##### Data for analysis #####
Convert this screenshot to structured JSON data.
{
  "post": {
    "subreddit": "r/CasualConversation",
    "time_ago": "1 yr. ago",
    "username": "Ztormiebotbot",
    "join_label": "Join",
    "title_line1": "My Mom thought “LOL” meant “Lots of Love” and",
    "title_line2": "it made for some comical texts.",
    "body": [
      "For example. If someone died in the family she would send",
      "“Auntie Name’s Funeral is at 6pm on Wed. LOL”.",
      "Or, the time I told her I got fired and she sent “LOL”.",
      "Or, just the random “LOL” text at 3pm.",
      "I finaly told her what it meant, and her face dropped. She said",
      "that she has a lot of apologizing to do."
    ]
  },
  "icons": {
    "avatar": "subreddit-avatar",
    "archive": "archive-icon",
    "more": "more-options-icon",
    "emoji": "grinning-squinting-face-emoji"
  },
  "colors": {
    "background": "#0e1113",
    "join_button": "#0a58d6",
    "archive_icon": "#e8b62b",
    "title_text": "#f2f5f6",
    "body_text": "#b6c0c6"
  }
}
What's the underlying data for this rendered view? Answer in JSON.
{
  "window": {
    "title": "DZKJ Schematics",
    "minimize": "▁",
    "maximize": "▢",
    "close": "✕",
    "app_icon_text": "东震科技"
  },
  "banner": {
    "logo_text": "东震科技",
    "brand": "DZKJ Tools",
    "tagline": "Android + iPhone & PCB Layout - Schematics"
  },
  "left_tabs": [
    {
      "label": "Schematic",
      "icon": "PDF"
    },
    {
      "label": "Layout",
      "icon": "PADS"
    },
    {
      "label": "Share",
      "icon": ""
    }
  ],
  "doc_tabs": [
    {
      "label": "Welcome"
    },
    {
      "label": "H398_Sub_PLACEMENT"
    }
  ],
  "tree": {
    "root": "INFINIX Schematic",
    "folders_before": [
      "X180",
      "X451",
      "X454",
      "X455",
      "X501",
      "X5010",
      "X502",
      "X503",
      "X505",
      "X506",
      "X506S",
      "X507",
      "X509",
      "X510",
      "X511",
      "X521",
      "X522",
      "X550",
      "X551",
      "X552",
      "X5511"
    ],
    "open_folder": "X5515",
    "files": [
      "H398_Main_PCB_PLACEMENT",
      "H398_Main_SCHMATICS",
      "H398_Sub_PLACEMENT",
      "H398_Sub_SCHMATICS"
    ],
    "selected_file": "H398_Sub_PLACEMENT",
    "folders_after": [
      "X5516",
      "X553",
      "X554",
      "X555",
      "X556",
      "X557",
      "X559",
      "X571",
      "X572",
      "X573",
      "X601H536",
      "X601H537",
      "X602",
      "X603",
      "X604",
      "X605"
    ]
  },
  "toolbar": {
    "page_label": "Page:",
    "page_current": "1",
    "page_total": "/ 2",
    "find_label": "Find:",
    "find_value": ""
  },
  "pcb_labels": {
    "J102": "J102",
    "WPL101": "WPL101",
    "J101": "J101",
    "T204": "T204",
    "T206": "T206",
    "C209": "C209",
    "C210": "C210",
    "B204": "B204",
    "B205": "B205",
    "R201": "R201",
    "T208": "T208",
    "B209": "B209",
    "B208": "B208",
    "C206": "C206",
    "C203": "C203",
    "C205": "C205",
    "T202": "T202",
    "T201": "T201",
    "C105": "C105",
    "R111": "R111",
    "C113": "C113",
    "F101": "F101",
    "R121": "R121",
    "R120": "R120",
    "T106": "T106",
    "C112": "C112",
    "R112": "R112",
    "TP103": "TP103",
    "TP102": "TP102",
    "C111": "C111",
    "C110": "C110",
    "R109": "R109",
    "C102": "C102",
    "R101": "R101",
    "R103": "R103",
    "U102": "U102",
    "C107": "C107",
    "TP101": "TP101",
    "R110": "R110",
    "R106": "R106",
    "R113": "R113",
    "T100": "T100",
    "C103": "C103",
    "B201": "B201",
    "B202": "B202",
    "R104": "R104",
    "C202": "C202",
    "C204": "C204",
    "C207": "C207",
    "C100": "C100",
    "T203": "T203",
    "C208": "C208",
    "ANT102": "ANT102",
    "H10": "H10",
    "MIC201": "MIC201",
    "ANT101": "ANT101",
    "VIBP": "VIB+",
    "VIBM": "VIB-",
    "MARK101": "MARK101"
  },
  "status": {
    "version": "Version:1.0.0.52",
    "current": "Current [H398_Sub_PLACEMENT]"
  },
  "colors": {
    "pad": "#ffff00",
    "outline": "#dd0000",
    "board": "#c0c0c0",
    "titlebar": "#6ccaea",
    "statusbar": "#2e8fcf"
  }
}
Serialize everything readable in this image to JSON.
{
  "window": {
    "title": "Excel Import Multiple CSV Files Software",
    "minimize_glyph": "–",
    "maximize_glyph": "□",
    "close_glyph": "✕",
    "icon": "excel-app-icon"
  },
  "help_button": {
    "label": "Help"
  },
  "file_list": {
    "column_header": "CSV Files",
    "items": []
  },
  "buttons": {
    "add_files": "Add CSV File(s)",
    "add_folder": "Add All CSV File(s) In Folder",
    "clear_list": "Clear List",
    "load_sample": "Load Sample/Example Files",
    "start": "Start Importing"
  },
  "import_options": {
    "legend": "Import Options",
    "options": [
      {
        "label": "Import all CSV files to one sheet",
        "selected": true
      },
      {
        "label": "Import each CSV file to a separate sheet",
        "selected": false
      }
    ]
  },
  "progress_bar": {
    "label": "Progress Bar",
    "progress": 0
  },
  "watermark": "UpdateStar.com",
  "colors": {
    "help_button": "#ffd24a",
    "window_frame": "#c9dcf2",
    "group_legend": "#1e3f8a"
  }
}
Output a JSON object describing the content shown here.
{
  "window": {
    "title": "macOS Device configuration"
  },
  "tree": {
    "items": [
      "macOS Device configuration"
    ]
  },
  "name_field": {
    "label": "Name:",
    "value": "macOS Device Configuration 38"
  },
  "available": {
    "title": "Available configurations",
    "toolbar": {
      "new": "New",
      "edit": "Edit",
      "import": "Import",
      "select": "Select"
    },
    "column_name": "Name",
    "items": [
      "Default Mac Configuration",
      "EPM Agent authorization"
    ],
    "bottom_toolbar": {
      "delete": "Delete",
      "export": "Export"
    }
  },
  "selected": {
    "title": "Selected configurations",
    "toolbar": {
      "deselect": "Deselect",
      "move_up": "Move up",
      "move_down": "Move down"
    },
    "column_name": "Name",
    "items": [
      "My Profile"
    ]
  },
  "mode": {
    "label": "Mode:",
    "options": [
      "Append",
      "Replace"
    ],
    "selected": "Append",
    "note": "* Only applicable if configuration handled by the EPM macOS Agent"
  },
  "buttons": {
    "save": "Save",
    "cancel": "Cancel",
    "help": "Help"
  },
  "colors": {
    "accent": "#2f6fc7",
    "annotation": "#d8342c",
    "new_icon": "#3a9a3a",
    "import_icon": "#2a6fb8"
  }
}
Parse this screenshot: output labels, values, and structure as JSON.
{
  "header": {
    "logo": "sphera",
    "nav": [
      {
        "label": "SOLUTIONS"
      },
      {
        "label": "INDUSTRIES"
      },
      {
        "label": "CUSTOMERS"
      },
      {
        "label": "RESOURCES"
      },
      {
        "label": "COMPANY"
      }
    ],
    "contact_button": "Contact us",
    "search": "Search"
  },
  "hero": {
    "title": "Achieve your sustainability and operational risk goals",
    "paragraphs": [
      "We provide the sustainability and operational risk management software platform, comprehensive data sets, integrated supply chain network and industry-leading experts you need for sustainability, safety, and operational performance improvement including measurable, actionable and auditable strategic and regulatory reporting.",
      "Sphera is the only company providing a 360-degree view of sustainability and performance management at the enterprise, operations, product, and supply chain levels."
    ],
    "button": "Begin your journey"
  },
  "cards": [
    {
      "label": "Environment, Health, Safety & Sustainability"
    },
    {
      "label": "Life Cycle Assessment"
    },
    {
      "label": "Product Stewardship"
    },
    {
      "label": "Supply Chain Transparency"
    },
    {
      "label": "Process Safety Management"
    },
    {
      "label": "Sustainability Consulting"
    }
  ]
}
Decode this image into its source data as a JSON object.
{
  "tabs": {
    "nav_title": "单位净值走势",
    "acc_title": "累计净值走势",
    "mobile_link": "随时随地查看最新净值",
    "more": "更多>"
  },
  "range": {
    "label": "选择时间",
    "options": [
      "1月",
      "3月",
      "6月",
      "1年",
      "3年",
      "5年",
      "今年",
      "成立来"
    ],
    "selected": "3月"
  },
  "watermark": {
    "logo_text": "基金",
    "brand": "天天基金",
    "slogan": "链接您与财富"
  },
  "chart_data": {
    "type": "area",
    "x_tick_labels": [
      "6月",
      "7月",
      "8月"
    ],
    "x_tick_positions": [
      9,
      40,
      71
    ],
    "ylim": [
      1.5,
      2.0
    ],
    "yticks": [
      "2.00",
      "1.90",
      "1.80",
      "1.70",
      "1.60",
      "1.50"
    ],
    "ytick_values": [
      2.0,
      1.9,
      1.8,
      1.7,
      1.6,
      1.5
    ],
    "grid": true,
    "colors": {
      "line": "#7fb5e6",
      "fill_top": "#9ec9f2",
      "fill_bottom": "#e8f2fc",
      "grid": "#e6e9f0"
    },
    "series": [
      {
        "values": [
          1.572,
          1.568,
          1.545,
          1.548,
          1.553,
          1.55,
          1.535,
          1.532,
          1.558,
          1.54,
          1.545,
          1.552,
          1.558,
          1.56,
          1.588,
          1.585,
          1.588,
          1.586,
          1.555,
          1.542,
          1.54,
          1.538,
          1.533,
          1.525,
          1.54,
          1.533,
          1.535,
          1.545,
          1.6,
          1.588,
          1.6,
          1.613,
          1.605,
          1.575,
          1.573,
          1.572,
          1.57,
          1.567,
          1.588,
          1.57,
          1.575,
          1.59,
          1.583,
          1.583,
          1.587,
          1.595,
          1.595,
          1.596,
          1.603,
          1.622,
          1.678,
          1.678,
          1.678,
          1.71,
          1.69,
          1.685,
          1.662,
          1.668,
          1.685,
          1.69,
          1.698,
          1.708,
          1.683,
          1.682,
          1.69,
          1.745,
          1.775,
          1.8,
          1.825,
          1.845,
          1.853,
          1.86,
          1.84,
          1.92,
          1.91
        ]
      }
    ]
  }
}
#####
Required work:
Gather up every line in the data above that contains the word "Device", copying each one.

Answer to this exercise:
    "title": "macOS Device configuration"
      "macOS Device configuration"
    "value": "macOS Device Configuration 38"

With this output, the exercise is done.